%%

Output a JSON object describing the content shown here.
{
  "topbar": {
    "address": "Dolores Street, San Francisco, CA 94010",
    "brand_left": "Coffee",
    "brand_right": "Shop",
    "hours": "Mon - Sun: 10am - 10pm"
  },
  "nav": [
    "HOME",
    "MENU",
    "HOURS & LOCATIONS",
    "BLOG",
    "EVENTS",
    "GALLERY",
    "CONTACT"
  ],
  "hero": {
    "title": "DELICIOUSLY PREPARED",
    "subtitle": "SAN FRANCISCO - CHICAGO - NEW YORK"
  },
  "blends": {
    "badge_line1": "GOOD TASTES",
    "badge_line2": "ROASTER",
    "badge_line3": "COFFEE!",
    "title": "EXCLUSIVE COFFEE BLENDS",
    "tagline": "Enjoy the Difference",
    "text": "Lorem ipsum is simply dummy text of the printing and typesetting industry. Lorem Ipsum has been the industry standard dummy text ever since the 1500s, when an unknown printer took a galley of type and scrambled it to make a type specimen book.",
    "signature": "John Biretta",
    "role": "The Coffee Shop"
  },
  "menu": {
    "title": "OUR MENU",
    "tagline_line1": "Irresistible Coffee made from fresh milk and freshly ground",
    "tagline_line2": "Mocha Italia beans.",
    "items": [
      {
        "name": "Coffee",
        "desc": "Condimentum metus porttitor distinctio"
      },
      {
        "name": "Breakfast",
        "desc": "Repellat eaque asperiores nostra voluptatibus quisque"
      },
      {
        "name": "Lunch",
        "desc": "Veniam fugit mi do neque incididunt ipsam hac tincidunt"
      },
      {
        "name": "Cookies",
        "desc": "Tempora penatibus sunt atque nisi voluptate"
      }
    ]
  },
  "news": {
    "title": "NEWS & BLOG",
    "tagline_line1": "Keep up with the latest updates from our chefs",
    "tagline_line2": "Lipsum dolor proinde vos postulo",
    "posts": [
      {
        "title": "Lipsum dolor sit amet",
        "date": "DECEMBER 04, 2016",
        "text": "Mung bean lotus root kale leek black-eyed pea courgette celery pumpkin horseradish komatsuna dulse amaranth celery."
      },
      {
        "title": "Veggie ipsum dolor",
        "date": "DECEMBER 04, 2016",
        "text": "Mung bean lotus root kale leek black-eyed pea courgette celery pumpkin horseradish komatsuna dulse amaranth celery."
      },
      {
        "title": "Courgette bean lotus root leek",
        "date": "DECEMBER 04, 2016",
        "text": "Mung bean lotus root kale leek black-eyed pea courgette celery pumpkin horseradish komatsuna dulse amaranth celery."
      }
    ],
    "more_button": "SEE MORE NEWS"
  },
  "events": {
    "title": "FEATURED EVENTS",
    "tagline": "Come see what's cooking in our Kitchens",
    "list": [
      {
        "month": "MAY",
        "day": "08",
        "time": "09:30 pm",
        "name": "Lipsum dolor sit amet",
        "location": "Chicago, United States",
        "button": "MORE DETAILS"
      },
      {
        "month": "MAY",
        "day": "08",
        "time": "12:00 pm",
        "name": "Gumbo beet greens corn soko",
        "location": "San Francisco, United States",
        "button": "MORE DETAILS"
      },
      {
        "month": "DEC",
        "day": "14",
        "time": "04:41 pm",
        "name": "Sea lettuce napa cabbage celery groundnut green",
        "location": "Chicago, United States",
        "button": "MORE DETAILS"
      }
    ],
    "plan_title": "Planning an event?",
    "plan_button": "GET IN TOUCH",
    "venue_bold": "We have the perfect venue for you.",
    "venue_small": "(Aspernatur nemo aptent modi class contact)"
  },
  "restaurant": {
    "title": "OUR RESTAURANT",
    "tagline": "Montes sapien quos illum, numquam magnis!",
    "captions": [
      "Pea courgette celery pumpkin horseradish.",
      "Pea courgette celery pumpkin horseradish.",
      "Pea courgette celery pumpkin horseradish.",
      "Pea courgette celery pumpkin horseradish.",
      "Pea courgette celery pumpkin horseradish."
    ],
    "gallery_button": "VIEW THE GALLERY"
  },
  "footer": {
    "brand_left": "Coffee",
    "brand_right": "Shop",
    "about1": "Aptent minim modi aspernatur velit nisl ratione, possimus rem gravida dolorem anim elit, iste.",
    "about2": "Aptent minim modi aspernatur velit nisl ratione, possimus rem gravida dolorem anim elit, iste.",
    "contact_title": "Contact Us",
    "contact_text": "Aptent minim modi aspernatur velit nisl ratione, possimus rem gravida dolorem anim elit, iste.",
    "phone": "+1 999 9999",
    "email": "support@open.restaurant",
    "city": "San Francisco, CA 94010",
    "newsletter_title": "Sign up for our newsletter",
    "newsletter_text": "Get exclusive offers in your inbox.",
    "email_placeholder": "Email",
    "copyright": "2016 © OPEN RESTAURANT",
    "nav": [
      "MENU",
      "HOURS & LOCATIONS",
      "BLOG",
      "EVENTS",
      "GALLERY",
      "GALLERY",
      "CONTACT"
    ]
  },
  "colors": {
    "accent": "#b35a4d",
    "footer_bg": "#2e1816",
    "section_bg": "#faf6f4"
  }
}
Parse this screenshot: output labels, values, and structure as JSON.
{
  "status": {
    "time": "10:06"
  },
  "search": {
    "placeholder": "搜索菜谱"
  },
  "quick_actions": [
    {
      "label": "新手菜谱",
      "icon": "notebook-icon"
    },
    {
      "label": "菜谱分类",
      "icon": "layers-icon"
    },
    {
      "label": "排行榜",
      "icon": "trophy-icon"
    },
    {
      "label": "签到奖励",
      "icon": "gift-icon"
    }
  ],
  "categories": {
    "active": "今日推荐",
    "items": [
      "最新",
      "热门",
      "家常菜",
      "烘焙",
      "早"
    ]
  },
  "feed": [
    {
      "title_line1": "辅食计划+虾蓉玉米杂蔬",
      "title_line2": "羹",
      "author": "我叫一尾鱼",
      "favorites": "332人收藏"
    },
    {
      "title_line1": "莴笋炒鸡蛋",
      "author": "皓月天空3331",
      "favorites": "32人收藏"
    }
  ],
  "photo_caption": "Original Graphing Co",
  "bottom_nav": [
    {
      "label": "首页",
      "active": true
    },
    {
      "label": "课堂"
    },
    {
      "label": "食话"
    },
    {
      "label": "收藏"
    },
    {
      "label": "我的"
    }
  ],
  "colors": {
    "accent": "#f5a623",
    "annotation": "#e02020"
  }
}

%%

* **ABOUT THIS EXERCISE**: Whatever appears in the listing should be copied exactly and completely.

* **FINISHED TASK**:
Output a JSON object describing the content shown here.
{
  "topbar": {
    "address": "Dolores Street, San Francisco, CA 94010",
    "brand_left": "Coffee",
    "brand_right": "Shop",
    "hours": "Mon - Sun: 10am - 10pm"
  },
  "nav": [
    "HOME",
    "MENU",
    "HOURS & LOCATIONS",
    "BLOG",
    "EVENTS",
    "GALLERY",
    "CONTACT"
  ],
  "hero": {
    "title": "DELICIOUSLY PREPARED",
    "subtitle": "SAN FRANCISCO - CHICAGO - NEW YORK"
  },
  "blends": {
    "badge_line1": "GOOD TASTES",
    "badge_line2": "ROASTER",
    "badge_line3": "COFFEE!",
    "title": "EXCLUSIVE COFFEE BLENDS",
    "tagline": "Enjoy the Difference",
    "text": "Lorem ipsum is simply dummy text of the printing and typesetting industry. Lorem Ipsum has been the industry standard dummy text ever since the 1500s, when an unknown printer took a galley of type and scrambled it to make a type specimen book.",
    "signature": "John Biretta",
    "role": "The Coffee Shop"
  },
  "menu": {
    "title": "OUR MENU",
    "tagline_line1": "Irresistible Coffee made from fresh milk and freshly ground",
    "tagline_line2": "Mocha Italia beans.",
    "items": [
      {
        "name": "Coffee",
        "desc": "Condimentum metus porttitor distinctio"
      },
      {
        "name": "Breakfast",
        "desc": "Repellat eaque asperiores nostra voluptatibus quisque"
      },
      {
        "name": "Lunch",
        "desc": "Veniam fugit mi do neque incididunt ipsam hac tincidunt"
      },
      {
        "name": "Cookies",
        "desc": "Tempora penatibus sunt atque nisi voluptate"
      }
    ]
  },
  "news": {
    "title": "NEWS & BLOG",
    "tagline_line1": "Keep up with the latest updates from our chefs",
    "tagline_line2": "Lipsum dolor proinde vos postulo",
    "posts": [
      {
        "title": "Lipsum dolor sit amet",
        "date": "DECEMBER 04, 2016",
        "text": "Mung bean lotus root kale leek black-eyed pea courgette celery pumpkin horseradish komatsuna dulse amaranth celery."
      },
      {
        "title": "Veggie ipsum dolor",
        "date": "DECEMBER 04, 2016",
        "text": "Mung bean lotus root kale leek black-eyed pea courgette celery pumpkin horseradish komatsuna dulse amaranth celery."
      },
      {
        "title": "Courgette bean lotus root leek",
        "date": "DECEMBER 04, 2016",
        "text": "Mung bean lotus root kale leek black-eyed pea courgette celery pumpkin horseradish komatsuna dulse amaranth celery."
      }
    ],
    "more_button": "SEE MORE NEWS"
  },
  "events": {
    "title": "FEATURED EVENTS",
    "tagline": "Come see what's cooking in our Kitchens",
    "list": [
      {
        "month": "MAY",
        "day": "08",
        "time": "09:30 pm",
        "name": "Lipsum dolor sit amet",
        "location": "Chicago, United States",
        "button": "MORE DETAILS"
      },
      {
        "month": "MAY",
        "day": "08",
        "time": "12:00 pm",
        "name": "Gumbo beet greens corn soko",
        "location": "San Francisco, United States",
        "button": "MORE DETAILS"
      },
      {
        "month": "DEC",
        "day": "14",
        "time": "04:41 pm",
        "name": "Sea lettuce napa cabbage celery groundnut green",
        "location": "Chicago, United States",
        "button": "MORE DETAILS"
      }
    ],
    "plan_title": "Planning an event?",
    "plan_button": "GET IN TOUCH",
    "venue_bold": "We have the perfect venue for you.",
    "venue_small": "(Aspernatur nemo aptent modi class contact)"
  },
  "restaurant": {
    "title": "OUR RESTAURANT",
    "tagline": "Montes sapien quos illum, numquam magnis!",
    "captions": [
      "Pea courgette celery pumpkin horseradish.",
      "Pea courgette celery pumpkin horseradish.",
      "Pea courgette celery pumpkin horseradish.",
      "Pea courgette celery pumpkin horseradish.",
      "Pea courgette celery pumpkin horseradish."
    ],
    "gallery_button": "VIEW THE GALLERY"
  },
  "footer": {
    "brand_left": "Coffee",
    "brand_right": "Shop",
    "about1": "Aptent minim modi aspernatur velit nisl ratione, possimus rem gravida dolorem anim elit, iste.",
    "about2": "Aptent minim modi aspernatur velit nisl ratione, possimus rem gravida dolorem anim elit, iste.",
    "contact_title": "Contact Us",
    "contact_text": "Aptent minim modi aspernatur velit nisl ratione, possimus rem gravida dolorem anim elit, iste.",
    "phone": "+1 999 9999",
    "email": "support@open.restaurant",
    "city": "San Francisco, CA 94010",
    "newsletter_title": "Sign up for our newsletter",
    "newsletter_text": "Get exclusive offers in your inbox.",
    "email_placeholder": "Email",
    "copyright": "2016 © OPEN RESTAURANT",
    "nav": [
      "MENU",
      "HOURS & LOCATIONS",
      "BLOG",
      "EVENTS",
      "GALLERY",
      "GALLERY",
      "CONTACT"
    ]
  },
  "colors": {
    "accent": "#b35a4d",
    "footer_bg": "#2e1816",
    "section_bg": "#faf6f4"
  }
}
Parse this screenshot: output labels, values, and structure as JSON.
{
  "status": {
    "time": "10:06"
  },
  "search": {
    "placeholder": "搜索菜谱"
  },
  "quick_actions": [
    {
      "label": "新手菜谱",
      "icon": "notebook-icon"
    },
    {
      "label": "菜谱分类",
      "icon": "layers-icon"
    },
    {
      "label": "排行榜",
      "icon": "trophy-icon"
    },
    {
      "label": "签到奖励",
      "icon": "gift-icon"
    }
  ],
  "categories": {
    "active": "今日推荐",
    "items": [
      "最新",
      "热门",
      "家常菜",
      "烘焙",
      "早"
    ]
  },
  "feed": [
    {
      "title_line1": "辅食计划+虾蓉玉米杂蔬",
      "title_line2": "羹",
      "author": "我叫一尾鱼",
      "favorites": "332人收藏"
    },
    {
      "title_line1": "莴笋炒鸡蛋",
      "author": "皓月天空3331",
      "favorites": "32人收藏"
    }
  ],
  "photo_caption": "Original Graphing Co",
  "bottom_nav": [
    {
      "label": "首页",
      "active": true
    },
    {
      "label": "课堂"
    },
    {
      "label": "食话"
    },
    {
      "label": "收藏"
    },
    {
      "label": "我的"
    }
  ],
  "colors": {
    "accent": "#f5a623",
    "annotation": "#e02020"
  }
}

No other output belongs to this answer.